The tree broke when it hit the house, and the top landed on the back side of the house.  At least it missed all three of our skylights!
A friend recommended Chad White, Evolution Tree Experts LLC,  (425 754-4196) and they were able to get out today to deal with the tree.  Chad arrived with a crew of five men, the sharpest chainsaws I have ever seen, a bucket truck, a chipper, and a powerful blower.  We can highly recommend this company!  They did a super job of getting all the branches, the tree itself, and all the debris removed without further harming the roof.  They even put a tarp over the four puncture holes that we discovered when the tree and debris were removed.
We ended up with a pile of firewood and a pile of woodchips that I will use to mulch my flower beds.
We have the Wayne Perrigoue, our builder, coming out in the morning to assess the structural and roof damage, so hopefully, it will soon be "like it never happened".

Wednesday, November 8, 2017

Nurse Logs on My Morning Walk

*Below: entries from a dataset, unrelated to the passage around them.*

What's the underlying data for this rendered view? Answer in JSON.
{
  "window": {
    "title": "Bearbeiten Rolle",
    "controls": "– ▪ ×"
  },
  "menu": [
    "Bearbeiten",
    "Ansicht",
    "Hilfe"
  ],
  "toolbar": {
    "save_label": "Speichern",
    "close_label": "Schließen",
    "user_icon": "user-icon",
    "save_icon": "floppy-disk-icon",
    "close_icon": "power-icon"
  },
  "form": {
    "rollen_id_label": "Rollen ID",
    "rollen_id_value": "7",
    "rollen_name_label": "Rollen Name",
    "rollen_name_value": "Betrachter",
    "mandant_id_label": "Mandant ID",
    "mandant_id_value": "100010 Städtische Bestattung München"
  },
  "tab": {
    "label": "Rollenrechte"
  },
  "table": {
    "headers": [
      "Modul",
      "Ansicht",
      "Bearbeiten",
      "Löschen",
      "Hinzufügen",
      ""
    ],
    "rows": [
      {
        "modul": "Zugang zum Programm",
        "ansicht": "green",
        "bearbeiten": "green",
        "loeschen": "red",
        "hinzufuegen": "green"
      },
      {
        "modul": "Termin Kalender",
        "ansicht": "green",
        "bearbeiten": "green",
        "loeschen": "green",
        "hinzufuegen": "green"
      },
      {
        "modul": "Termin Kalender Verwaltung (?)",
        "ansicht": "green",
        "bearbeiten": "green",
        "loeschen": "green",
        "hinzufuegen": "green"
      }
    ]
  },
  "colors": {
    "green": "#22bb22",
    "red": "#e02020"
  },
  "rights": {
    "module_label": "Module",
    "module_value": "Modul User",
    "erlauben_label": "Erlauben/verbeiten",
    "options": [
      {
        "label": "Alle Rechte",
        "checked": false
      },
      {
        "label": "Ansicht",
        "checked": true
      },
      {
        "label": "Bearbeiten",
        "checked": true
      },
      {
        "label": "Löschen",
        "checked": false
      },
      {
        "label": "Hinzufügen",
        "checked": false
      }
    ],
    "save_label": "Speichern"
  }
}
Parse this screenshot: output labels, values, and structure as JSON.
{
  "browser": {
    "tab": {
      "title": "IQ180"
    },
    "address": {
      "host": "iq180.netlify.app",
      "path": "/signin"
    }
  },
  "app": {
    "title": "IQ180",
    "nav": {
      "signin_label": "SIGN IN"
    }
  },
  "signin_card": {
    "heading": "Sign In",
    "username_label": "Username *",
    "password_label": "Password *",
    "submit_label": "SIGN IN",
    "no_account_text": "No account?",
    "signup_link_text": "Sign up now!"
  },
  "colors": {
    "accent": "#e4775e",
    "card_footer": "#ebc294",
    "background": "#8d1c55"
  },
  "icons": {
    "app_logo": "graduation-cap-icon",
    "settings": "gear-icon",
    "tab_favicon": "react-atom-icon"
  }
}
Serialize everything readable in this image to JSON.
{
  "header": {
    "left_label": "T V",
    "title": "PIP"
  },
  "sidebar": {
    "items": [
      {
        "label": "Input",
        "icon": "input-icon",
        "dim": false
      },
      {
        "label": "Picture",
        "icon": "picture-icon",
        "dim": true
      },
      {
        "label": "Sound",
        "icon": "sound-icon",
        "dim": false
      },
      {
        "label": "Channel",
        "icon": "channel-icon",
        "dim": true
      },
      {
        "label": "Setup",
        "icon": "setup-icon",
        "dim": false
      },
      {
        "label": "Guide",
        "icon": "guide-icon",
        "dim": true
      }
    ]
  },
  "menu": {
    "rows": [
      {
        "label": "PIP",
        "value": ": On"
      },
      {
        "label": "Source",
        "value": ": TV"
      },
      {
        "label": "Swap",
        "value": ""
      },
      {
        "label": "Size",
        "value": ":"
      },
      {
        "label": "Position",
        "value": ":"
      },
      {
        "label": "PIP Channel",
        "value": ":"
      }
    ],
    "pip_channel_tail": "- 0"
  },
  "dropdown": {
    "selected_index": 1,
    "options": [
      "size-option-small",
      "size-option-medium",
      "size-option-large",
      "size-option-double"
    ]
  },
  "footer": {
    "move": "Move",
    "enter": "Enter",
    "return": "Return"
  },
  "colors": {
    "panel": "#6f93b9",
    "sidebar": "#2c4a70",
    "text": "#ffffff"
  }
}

When I went out on my walk today, I started to notice all the nurse logs and stumps and just how beautiful they are.
It makes me wonder what this area looked like to the original explorers who saw these massive trees before they became nurse stumps.
A long time ago I read that when Lewis and Clark saw the huge trees in the Pacific Northwest they assumed that the soil was very rich.  As you can see from the roots on this tree, they can cling to nearly anything and thrive.
As the stump rots, all kinds of little nooks and crannies are created to make habitat for little wild critters.
Eventually, the old tree is completely gone, and only the above ground roots show that it ever existed.
All the nurse logs, are also great for providing fun places for children to explore, play hide-n-seek,  and build forts.